Devastation, Loss, Hope–and a Plea for Help


Well.  We had wanted this next post to be all about the gorgeous work from our last firing–figures, whiskey cups, coffee mugs, and two of the most magnificent tsubo Lee has ever produced…


But instead, we have to talk to you about the oil spill.


More Details of the Oil Spill Here


A few days ago, we smelled something funny, and within a few minutes, we discovered that our exterior home heating oil tank had emptied into the land around our house, trickled down the hillside, and surrounded our beautiful 1-year old Anagama kiln–the kiln we have longed for for years, and have worked so hard to build over these past months–in a viscous, reeking bath of oil.


We immediately called the Irving Oil Company, as well as the New Brunswick department of the environment.  We knew the situation was not good, but we had no idea of the nightmare that would unfold.

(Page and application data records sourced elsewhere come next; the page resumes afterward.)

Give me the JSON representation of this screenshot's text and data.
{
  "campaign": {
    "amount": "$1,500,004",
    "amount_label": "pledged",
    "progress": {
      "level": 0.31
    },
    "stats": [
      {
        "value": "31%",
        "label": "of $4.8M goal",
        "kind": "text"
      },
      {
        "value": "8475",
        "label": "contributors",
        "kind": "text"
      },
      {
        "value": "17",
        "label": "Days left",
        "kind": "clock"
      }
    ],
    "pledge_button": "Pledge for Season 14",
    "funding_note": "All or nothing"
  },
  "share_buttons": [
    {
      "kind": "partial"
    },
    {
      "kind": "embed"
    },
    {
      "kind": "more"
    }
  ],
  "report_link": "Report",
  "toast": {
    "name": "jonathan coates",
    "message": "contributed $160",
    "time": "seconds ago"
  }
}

Then we evacuated our family, and we are still in the throes of trying to remove all personal items from our home, which has been rendered uninhabitable.


It turns out that we are looking at a projected cost for cleanup of upwards of $200,000, just for the cost of removing contaminated soil and environmental cleanup.  And much more, if we factor in saving our house, and our kiln.

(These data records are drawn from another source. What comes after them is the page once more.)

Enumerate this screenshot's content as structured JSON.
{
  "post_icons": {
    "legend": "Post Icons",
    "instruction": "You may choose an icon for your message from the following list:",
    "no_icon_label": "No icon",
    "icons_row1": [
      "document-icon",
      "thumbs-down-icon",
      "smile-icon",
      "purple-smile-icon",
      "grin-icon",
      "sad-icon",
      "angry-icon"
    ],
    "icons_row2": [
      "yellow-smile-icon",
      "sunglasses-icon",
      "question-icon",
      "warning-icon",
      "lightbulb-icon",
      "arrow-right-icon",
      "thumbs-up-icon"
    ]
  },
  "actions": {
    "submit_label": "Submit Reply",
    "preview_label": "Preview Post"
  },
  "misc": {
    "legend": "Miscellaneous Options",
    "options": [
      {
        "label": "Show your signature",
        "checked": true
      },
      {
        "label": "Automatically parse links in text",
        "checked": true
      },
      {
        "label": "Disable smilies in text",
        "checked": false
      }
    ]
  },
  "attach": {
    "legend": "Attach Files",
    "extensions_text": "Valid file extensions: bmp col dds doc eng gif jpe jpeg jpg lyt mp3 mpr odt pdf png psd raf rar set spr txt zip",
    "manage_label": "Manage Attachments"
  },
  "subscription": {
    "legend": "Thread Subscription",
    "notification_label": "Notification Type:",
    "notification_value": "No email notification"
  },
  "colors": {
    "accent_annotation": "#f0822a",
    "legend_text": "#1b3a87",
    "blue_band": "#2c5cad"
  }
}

More Details of the Oil Spill Here 


The market value of our property is only about $40-50,000, and our yearly income from the work we do as artists, is, quite frankly, when faced with this kind of catastrophe, a joke.


We cannot walk away; we are legally obliged to pay all costs associated with cleanup.


We had no insurance, but even had we been insured, this kind of spill would not have been covered.


But!  We have lots of hope that we will someday be able to rebuild.  We are also very very lucky to have each other, family, and friends who are supporting us, in many different ways.


We also still have the Little River Anagama kiln in Carleton County, and despite it having been vandalized, we will be repairing that kiln, to fire in August, as was originally planned.


We are currently living in the old church where Lee and I started out in New Brunswick, and we are making the best of living at the church with 3 kids.  It’s going to be fun!


We do need your help, however.  We have started an IndieGogo campaign, and we need financial donations, big or small, to help begin the cleanup.  In exchange, we have set up some really fantastic perks, including e-books on the subject of pottery and parenting, as well as pottery pieces, and more.  


Please share the link widely with your friends, so that we can clean up the contamination, move our kids back home, and fire our beautiful kiln again.


Thank you so much.


Yolande, Lee, Horus, Treva & Felix





I’m having a hard time going to bed, although it’s getting late…We unpack our kiln tomorrow morning.  The past few days have been all about gardening, and long walks in the woods, and swimming.  It feels suddenly so much like summer.

The kids and I planted peas and onion sets, and we have prepared the garden beds for other crops.  (Oh, Horus looks quite grumpy here!  He hasn’t been, actually, for the most part!)

Down at the river, we picked some pussy willow.